We present new ultraviolet, optical, and X-ray data on the Phoenix galaxy cluster (SPT-CLJ2344-4243). Deep optical imaging reveals previously undetected filaments of star formation, extending to radii of ~50–100 kpc in multiple directions. Combined UV-optical spectroscopy of the central galaxy reveals a massive (2 x 109 M), young (~4.5 Myr) population of stars, consistent with a time-averaged star formation rate of 610 ± 50 M yr−1. We report a strong detection of O ᴠɪ λλ1032,1038, which appears to originate primarily in shock-heated gas, but may contain a substantial contribution (>1000 M yr−1) from the cooling intracluster medium (ICM). We confirm the presence of deep X-ray cavities in the inner ~10 kpc, which are among the most extreme examples of radio-mode feedback detected to date, implying jet powers of 2–7 x 1045 erg s−1. We provide evidence that the active galactic nucleus inflating these cavities may have only recently transitioned from "quasar-mode" to "radio-mode," and may currently be insufficient to completely offset cooling. A model-subtracted residual X-ray image reveals evidence for prior episodes of strong radio-mode feedback at radii of ~100 kpc, with extended "ghost" cavities indicating a prior epoch of feedback roughly 100 Myr ago. This residual image also exhibits significant asymmetry in the inner ~200 kpc (0.15R500), reminiscent of infalling cool clouds, either due to minor mergers or fragmentation of the cooling ICM. Taken together, these data reveal a rapidly evolving cool core which is rich with structure (both spatially and in temperature), is subject to a variety of highly energetic processes, and yet is cooling rapidly and forming stars along thin, narrow filaments.

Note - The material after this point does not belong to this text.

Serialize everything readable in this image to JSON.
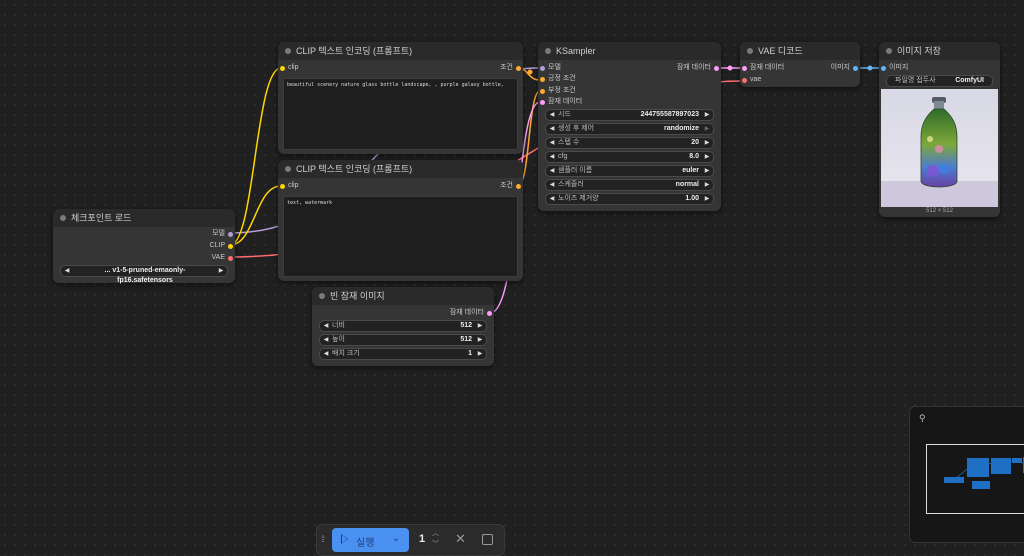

Document Type


Publication Date


Notes/Citation Information

Published in The Astrophysical Journal, v. 811, no. 2, article 111, p. 1-18.

© 2015. The American Astronomical Society. All rights reserved.

The copyright holders have granted the permission for posting the article here.

Digital Object Identifier (DOI)


Funding Information

M.M. acknowledges support by NASA through contracts HST-GO-13456.002A (Hubble) and GO4-15122A (Chandra), and Hubble Fellowship grant HST-HF51308.01-A awarded by the Space Telescope Science Institute, which is operated by the Association of Universities for Research in Astronomy, Inc., for NASA, under contract NAS 5-26555. The Guaranteed Time Observations (GTO) included here were selected by the ACIS Instrument Principal Investigator, Gordon P. Garmire, of the Huntingdon Institute for X-ray Astronomy, LLC, which is under contract to the Smithsonian Astrophysical Observatory; Contract SV2-82024. J.E.C. acknowledges support from National Science Foundation grants PLR-1248097 and PHY-1125897. B.R.M. acknowledges generous financial support from the Natural Sciences and Engineering Research Council of Canada. R.J.W. is supported by NASA through the Einstein Postdoctoral grant number PF2-130104 awarded by the Chandra X-ray Center, which is operated by the Smithsonian Astrophysical Observatory for NASA under contract NAS8-03060. J.H.-L. is supported by NSERC through the discovery grant and Canada Research Chair programs, as well as FRQNT. D.A. acknowledges support from the DLR under projects 50 OR 1210 and 1407, and from the DFG under project AP 253/1-1. A.C.E. acknowledges support from STFC grant ST/I001573/1.